by rail to Galena, Ill., and from there to this county on a sled with their child,
arriving here in March!
In 1856 the mother of Mr. Shaffer came to this county, and they all settled on a farm near
the banks of the Mississippi. Mr. Shaffer came to this county with a capital of $10, and
became the tenant of Charles Harrington, who in addition to a piece of land furnished him
with a team and seed - corn and wheat. The country was only partially settled up and
there was plenty of deer, wild turkeys and other game. Mr. Shaffer made his first
purchase of land in 1870, when there was upon it only a log-cabin fourteen feet square.
The story of the toils and difficulties of the years which follwed has been illustrated in
the lives of many other of the pioneers who are represented in this work. The farm of Mr.
Shaffer has been brought to its present condition only by the exercise of incessant toil
and the outlay of thousands of dollars. The Shaffer family now occupy one of the finest
dwellings in Washington Township, and are unquestionably surrounded by all the comforts
and many of !
the luxuries of life. Mr. Shaffer met with an accident in 1875, being caught in the
tumbling rod of a threshing-machine, from which he suffered amputation of his left leg,
which has been substituted with a wooden one.
Children to the number of twelve, in due time gathered around the hearthstone of Mr. and

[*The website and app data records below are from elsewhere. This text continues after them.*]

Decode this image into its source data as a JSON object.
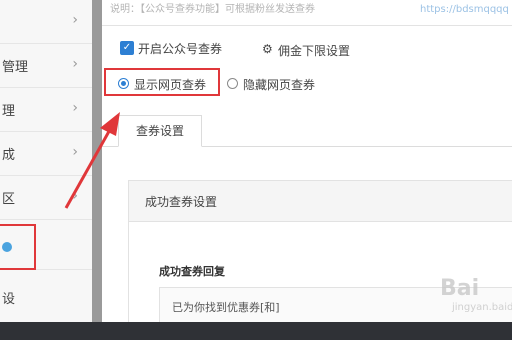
{
  "sidebar": {
    "items": [
      {
        "label": "",
        "chevron": "›"
      },
      {
        "label": "管理",
        "chevron": "›"
      },
      {
        "label": "理",
        "chevron": "›"
      },
      {
        "label": "成",
        "chevron": "›"
      },
      {
        "label": "区",
        "chevron": "›"
      },
      {
        "label": "",
        "chevron": ""
      },
      {
        "label": "设",
        "chevron": ""
      }
    ]
  },
  "top_note": {
    "text": "说明：【公众号查券功能】可根据粉丝发送查券",
    "link": "https://bdsmqqqq"
  },
  "options": {
    "enable_label": "开启公众号查券",
    "commission_label": "佣金下限设置",
    "radio_show": "显示网页查券",
    "radio_hide": "隐藏网页查券"
  },
  "tabs": [
    "查券设置"
  ],
  "panel": {
    "title": "成功查券设置",
    "section_title": "成功查券回复",
    "reply_text": "已为你找到优惠券[和]"
  },
  "watermark": {
    "main": "Bai",
    "sub": "jingyan.baidu"
  },
  "colors": {
    "accent": "#2d7fd3",
    "highlight": "#e0373a"
  }
}
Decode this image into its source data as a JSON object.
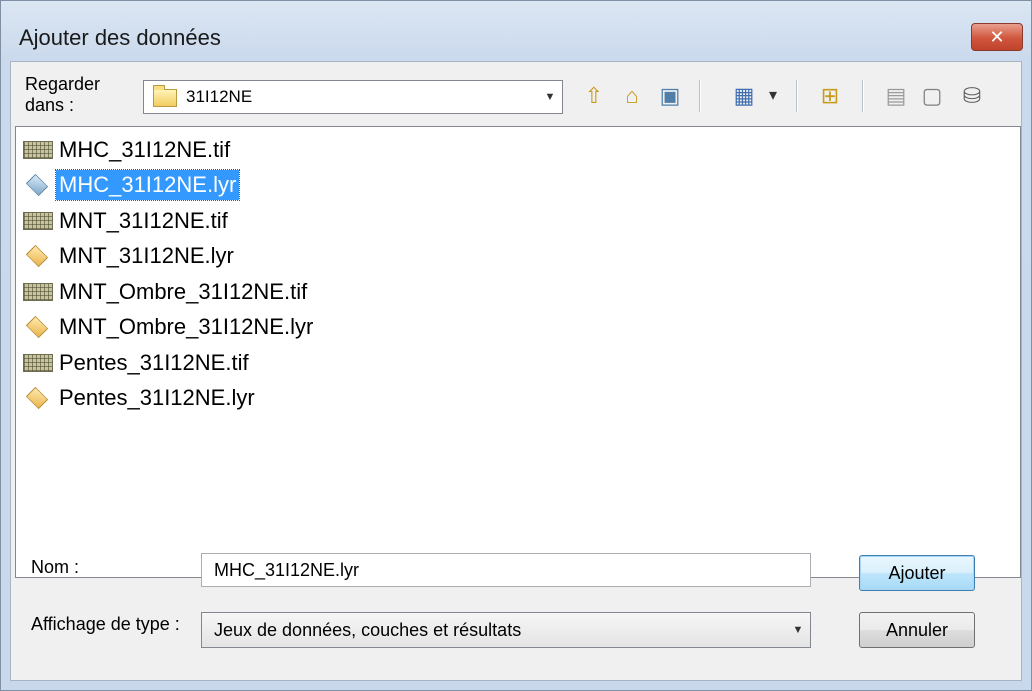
{
  "window": {
    "title": "Ajouter des données",
    "close_glyph": "✕"
  },
  "toolbar": {
    "look_in_label": "Regarder dans :",
    "look_in_value": "31I12NE",
    "buttons": [
      {
        "name": "up-one-level-icon",
        "glyph": "⇧",
        "color": "#c79a1b"
      },
      {
        "name": "home-icon",
        "glyph": "⌂",
        "color": "#c79a1b"
      },
      {
        "name": "catalog-connect-icon",
        "glyph": "▣",
        "color": "#4f7fa8"
      },
      {
        "name": "view-list-icon",
        "glyph": "▦",
        "color": "#3f6fb0"
      },
      {
        "name": "view-dropdown-icon",
        "glyph": "▾",
        "color": "#333333"
      },
      {
        "name": "new-folder-icon",
        "glyph": "⊞",
        "color": "#c79a1b"
      },
      {
        "name": "new-item-icon",
        "glyph": "▤",
        "color": "#9a9a9a"
      },
      {
        "name": "properties-icon",
        "glyph": "▢",
        "color": "#7f7f7f"
      },
      {
        "name": "connect-database-icon",
        "glyph": "⛁",
        "color": "#5f5f5f"
      }
    ]
  },
  "files": [
    {
      "name": "MHC_31I12NE.tif",
      "type": "raster",
      "selected": false
    },
    {
      "name": "MHC_31I12NE.lyr",
      "type": "layer-blue",
      "selected": true
    },
    {
      "name": "MNT_31I12NE.tif",
      "type": "raster",
      "selected": false
    },
    {
      "name": "MNT_31I12NE.lyr",
      "type": "layer",
      "selected": false
    },
    {
      "name": "MNT_Ombre_31I12NE.tif",
      "type": "raster",
      "selected": false
    },
    {
      "name": "MNT_Ombre_31I12NE.lyr",
      "type": "layer",
      "selected": false
    },
    {
      "name": "Pentes_31I12NE.tif",
      "type": "raster",
      "selected": false
    },
    {
      "name": "Pentes_31I12NE.lyr",
      "type": "layer",
      "selected": false
    }
  ],
  "form": {
    "name_label": "Nom :",
    "name_value": "MHC_31I12NE.lyr",
    "type_label": "Affichage de type :",
    "type_value": "Jeux de données, couches et résultats",
    "add_button": "Ajouter",
    "cancel_button": "Annuler"
  }
}
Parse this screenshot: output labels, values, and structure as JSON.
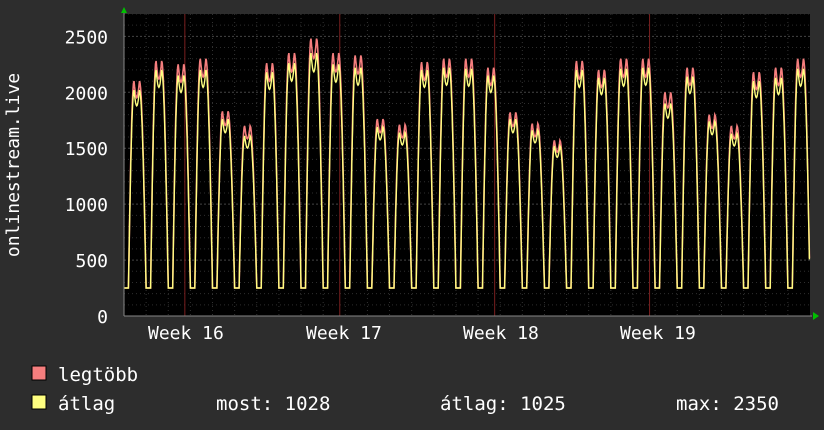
{
  "chart_data": {
    "type": "line",
    "ylabel": "onlinestream.live",
    "yticks": [
      0,
      500,
      1000,
      1500,
      2000,
      2500
    ],
    "ylim": [
      0,
      2700
    ],
    "week_labels": [
      "Week 16",
      "Week 17",
      "Week 18",
      "Week 19"
    ],
    "grid": true,
    "colors": {
      "background": "#2d2d2d",
      "plot_background": "#000000",
      "grid": "#3a3a3a",
      "week_divider": "#7a1f1f",
      "legtobb": "#f57e7e",
      "atlag": "#ffff80",
      "axis_arrow": "#00c000"
    },
    "series": [
      {
        "name": "legtöbb",
        "color": "#f57e7e",
        "daily_peaks": [
          2100,
          2280,
          2250,
          2300,
          1830,
          1700,
          2260,
          2350,
          2480,
          2350,
          2330,
          1760,
          1710,
          2270,
          2300,
          2300,
          2220,
          1820,
          1720,
          1570,
          2280,
          2200,
          2300,
          2300,
          2000,
          2220,
          1800,
          1700,
          2180,
          2220,
          2300
        ]
      },
      {
        "name": "átlag",
        "color": "#ffff80",
        "daily_peaks": [
          2020,
          2200,
          2150,
          2200,
          1760,
          1610,
          2180,
          2260,
          2350,
          2250,
          2220,
          1690,
          1640,
          2200,
          2220,
          2210,
          2150,
          1760,
          1660,
          1520,
          2200,
          2130,
          2210,
          2220,
          1900,
          2140,
          1740,
          1630,
          2100,
          2130,
          2210
        ]
      }
    ]
  },
  "legend": [
    {
      "label": "legtöbb",
      "color": "#f57e7e"
    },
    {
      "label": "átlag",
      "color": "#ffff80"
    }
  ],
  "stats": {
    "most": "most: 1028",
    "atlag": "átlag: 1025",
    "max": "max: 2350"
  }
}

Mrs. Shaffer. Their eldest daughter, Martha, is now the wife of F. Ellinghausen, and they
have three children - George, Louis and Walter; they live in Montana. Edward, also a
resident of Montana, owns a silver mine there; George married Miss Elizabeth Harrington,
and remains at the homestead; his wife died in 1887, leaving his with two little daughters
- Luella M., and Hattie Belle; he at one time visited Montana, and then explored the Red
River Valley, finding his wife in that region. Della became the wife of Vernon
Harrington, and died in the Red River Valley, Minn., leaving three children - Alma,
Charles, and Eugene; William is operating a ranch in Montana; Margaret is the wife of
William Wright, a farmer and miller of Iowa Township, this county, and they have one child
- Elson; Nathaniel took kindly to his books and was graduated from the State Normal
School in Valparaiso, In!
d.; he is likewise in Montana; Charles also attended the above-named institution, and
with Libbie, Harry, and Nettie remain at home with their parents. The tenth child,
Hattie, died when a month old.
Mrs. Shaffer departed this life at the homestead on the 21st of September, 1886, at the
age of fifty-three years. Besides the family above-mentioned Mr. Shaffer has living with
him his three motherless grandchildren, whom he is bringing up as his own, and intends to
give them a first-class education. He has been President of the School Board in his
district, and a Director for the past five years. He has also served as Township Trustee
and as District Supervisor for several years. He is a member of the Congregational
Church; is public-spirited and liberal-minded, and assisted materially in the building of
the Congregational Church edifice at Green Island. He is one of those men forming the
bone and sinew of every well-regulated community, and has made a record which his children
will look upon with pride in coming years.
("Portrait and Biographical Album of Jackson County, Iowa", originally published
in 1889, by the Chapman Brothers, of Chicago, Illinois.)